WORK REQUEST |
The output should match the data below line for line.

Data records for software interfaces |
########

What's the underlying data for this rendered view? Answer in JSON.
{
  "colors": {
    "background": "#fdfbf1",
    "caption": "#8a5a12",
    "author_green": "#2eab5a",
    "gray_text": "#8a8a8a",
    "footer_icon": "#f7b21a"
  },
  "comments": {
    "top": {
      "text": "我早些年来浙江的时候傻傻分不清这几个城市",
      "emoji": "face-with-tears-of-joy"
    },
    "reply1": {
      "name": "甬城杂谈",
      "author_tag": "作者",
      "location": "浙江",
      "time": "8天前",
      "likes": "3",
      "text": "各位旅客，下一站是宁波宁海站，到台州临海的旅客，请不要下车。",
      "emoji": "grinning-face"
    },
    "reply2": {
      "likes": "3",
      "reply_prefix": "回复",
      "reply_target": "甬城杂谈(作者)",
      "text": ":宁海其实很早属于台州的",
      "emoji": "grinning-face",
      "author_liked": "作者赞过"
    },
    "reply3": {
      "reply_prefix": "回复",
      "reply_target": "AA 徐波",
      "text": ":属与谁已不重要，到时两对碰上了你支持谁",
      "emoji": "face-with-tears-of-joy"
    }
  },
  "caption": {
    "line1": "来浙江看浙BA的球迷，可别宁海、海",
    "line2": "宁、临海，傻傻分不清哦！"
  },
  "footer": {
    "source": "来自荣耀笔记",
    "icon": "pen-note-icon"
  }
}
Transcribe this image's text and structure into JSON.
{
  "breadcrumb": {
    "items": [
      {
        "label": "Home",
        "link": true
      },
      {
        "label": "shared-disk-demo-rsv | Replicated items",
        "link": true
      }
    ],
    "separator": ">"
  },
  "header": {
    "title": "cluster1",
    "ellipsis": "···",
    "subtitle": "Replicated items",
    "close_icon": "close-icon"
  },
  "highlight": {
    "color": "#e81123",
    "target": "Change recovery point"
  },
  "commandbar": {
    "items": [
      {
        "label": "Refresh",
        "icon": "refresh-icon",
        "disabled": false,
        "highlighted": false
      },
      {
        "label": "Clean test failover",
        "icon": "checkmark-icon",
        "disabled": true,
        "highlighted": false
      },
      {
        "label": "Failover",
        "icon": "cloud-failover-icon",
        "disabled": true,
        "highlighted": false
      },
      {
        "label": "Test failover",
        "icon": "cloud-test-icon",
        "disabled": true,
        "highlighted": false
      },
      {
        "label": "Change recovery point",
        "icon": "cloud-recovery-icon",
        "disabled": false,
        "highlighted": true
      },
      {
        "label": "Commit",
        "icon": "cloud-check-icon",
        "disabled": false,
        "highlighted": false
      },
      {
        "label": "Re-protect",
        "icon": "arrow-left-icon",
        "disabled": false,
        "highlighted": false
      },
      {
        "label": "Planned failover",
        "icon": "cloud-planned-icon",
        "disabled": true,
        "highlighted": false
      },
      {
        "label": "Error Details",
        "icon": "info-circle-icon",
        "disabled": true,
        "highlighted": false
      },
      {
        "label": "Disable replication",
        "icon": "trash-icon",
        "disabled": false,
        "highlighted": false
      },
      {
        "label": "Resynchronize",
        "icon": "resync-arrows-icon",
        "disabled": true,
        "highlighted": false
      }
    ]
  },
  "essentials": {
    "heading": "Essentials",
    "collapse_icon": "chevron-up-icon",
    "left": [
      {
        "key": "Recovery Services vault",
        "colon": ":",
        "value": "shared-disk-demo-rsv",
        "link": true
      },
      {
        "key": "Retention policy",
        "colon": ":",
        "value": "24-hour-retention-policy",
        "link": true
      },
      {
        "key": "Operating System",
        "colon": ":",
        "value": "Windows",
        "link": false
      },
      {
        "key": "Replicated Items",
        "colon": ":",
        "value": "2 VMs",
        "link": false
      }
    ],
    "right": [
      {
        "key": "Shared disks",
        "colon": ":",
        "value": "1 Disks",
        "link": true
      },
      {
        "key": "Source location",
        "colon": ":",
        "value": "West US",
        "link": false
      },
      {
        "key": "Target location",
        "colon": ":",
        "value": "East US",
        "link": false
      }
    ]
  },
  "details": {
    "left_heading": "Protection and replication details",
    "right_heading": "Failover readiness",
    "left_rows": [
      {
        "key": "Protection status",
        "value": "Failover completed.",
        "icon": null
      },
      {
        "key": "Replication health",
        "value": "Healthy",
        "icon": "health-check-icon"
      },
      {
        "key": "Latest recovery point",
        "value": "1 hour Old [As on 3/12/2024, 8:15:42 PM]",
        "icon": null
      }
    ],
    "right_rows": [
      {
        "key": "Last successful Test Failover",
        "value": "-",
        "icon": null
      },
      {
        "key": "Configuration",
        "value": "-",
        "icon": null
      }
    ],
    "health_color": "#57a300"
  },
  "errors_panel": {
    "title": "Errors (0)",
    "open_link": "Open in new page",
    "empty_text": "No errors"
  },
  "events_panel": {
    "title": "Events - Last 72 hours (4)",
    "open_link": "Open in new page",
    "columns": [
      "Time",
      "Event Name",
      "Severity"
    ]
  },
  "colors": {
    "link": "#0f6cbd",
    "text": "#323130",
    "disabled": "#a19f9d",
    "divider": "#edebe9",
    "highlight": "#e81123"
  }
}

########

SOLUTION BELOW |
What's the underlying data for this rendered view? Answer in JSON.
{
  "colors": {
    "background": "#fdfbf1",
    "caption": "#8a5a12",
    "author_green": "#2eab5a",
    "gray_text": "#8a8a8a",
    "footer_icon": "#f7b21a"
  },
  "comments": {
    "top": {
      "text": "我早些年来浙江的时候傻傻分不清这几个城市",
      "emoji": "face-with-tears-of-joy"
    },
    "reply1": {
      "name": "甬城杂谈",
      "author_tag": "作者",
      "location": "浙江",
      "time": "8天前",
      "likes": "3",
      "text": "各位旅客，下一站是宁波宁海站，到台州临海的旅客，请不要下车。",
      "emoji": "grinning-face"
    },
    "reply2": {
      "likes": "3",
      "reply_prefix": "回复",
      "reply_target": "甬城杂谈(作者)",
      "text": ":宁海其实很早属于台州的",
      "emoji": "grinning-face",
      "author_liked": "作者赞过"
    },
    "reply3": {
      "reply_prefix": "回复",
      "reply_target": "AA 徐波",
      "text": ":属与谁已不重要，到时两对碰上了你支持谁",
      "emoji": "face-with-tears-of-joy"
    }
  },
  "caption": {
    "line1": "来浙江看浙BA的球迷，可别宁海、海",
    "line2": "宁、临海，傻傻分不清哦！"
  },
  "footer": {
    "source": "来自荣耀笔记",
    "icon": "pen-note-icon"
  }
}
Transcribe this image's text and structure into JSON.
{
  "breadcrumb": {
    "items": [
      {
        "label": "Home",
        "link": true
      },
      {
        "label": "shared-disk-demo-rsv | Replicated items",
        "link": true
      }
    ],
    "separator": ">"
  },
  "header": {
    "title": "cluster1",
    "ellipsis": "···",
    "subtitle": "Replicated items",
    "close_icon": "close-icon"
  },
  "highlight": {
    "color": "#e81123",
    "target": "Change recovery point"
  },
  "commandbar": {
    "items": [
      {
        "label": "Refresh",
        "icon": "refresh-icon",
        "disabled": false,
        "highlighted": false
      },
      {
        "label": "Clean test failover",
        "icon": "checkmark-icon",
        "disabled": true,
        "highlighted": false
      },
      {
        "label": "Failover",
        "icon": "cloud-failover-icon",
        "disabled": true,
        "highlighted": false
      },
      {
        "label": "Test failover",
        "icon": "cloud-test-icon",
        "disabled": true,
        "highlighted": false
      },
      {
        "label": "Change recovery point",
        "icon": "cloud-recovery-icon",
        "disabled": false,
        "highlighted": true
      },
      {
        "label": "Commit",
        "icon": "cloud-check-icon",
        "disabled": false,
        "highlighted": false
      },
      {
        "label": "Re-protect",
        "icon": "arrow-left-icon",
        "disabled": false,
        "highlighted": false
      },
      {
        "label": "Planned failover",
        "icon": "cloud-planned-icon",
        "disabled": true,
        "highlighted": false
      },
      {
        "label": "Error Details",
        "icon": "info-circle-icon",
        "disabled": true,
        "highlighted": false
      },
      {
        "label": "Disable replication",
        "icon": "trash-icon",
        "disabled": false,
        "highlighted": false
      },
      {
        "label": "Resynchronize",
        "icon": "resync-arrows-icon",
        "disabled": true,
        "highlighted": false
      }
    ]
  },
  "essentials": {
    "heading": "Essentials",
    "collapse_icon": "chevron-up-icon",
    "left": [
      {
        "key": "Recovery Services vault",
        "colon": ":",
        "value": "shared-disk-demo-rsv",
        "link": true
      },
      {
        "key": "Retention policy",
        "colon": ":",
        "value": "24-hour-retention-policy",
        "link": true
      },
      {
        "key": "Operating System",
        "colon": ":",
        "value": "Windows",
        "link": false
      },
      {
        "key": "Replicated Items",
        "colon": ":",
        "value": "2 VMs",
        "link": false
      }
    ],
    "right": [
      {
        "key": "Shared disks",
        "colon": ":",
        "value": "1 Disks",
        "link": true
      },
      {
        "key": "Source location",
        "colon": ":",
        "value": "West US",
        "link": false
      },
      {
        "key": "Target location",
        "colon": ":",
        "value": "East US",
        "link": false
      }
    ]
  },
  "details": {
    "left_heading": "Protection and replication details",
    "right_heading": "Failover readiness",
    "left_rows": [
      {
        "key": "Protection status",
        "value": "Failover completed.",
        "icon": null
      },
      {
        "key": "Replication health",
        "value": "Healthy",
        "icon": "health-check-icon"
      },
      {
        "key": "Latest recovery point",
        "value": "1 hour Old [As on 3/12/2024, 8:15:42 PM]",
        "icon": null
      }
    ],
    "right_rows": [
      {
        "key": "Last successful Test Failover",
        "value": "-",
        "icon": null
      },
      {
        "key": "Configuration",
        "value": "-",
        "icon": null
      }
    ],
    "health_color": "#57a300"
  },
  "errors_panel": {
    "title": "Errors (0)",
    "open_link": "Open in new page",
    "empty_text": "No errors"
  },
  "events_panel": {
    "title": "Events - Last 72 hours (4)",
    "open_link": "Open in new page",
    "columns": [
      "Time",
      "Event Name",
      "Severity"
    ]
  },
  "colors": {
    "link": "#0f6cbd",
    "text": "#323130",
    "disabled": "#a19f9d",
    "divider": "#edebe9",
    "highlight": "#e81123"
  }
}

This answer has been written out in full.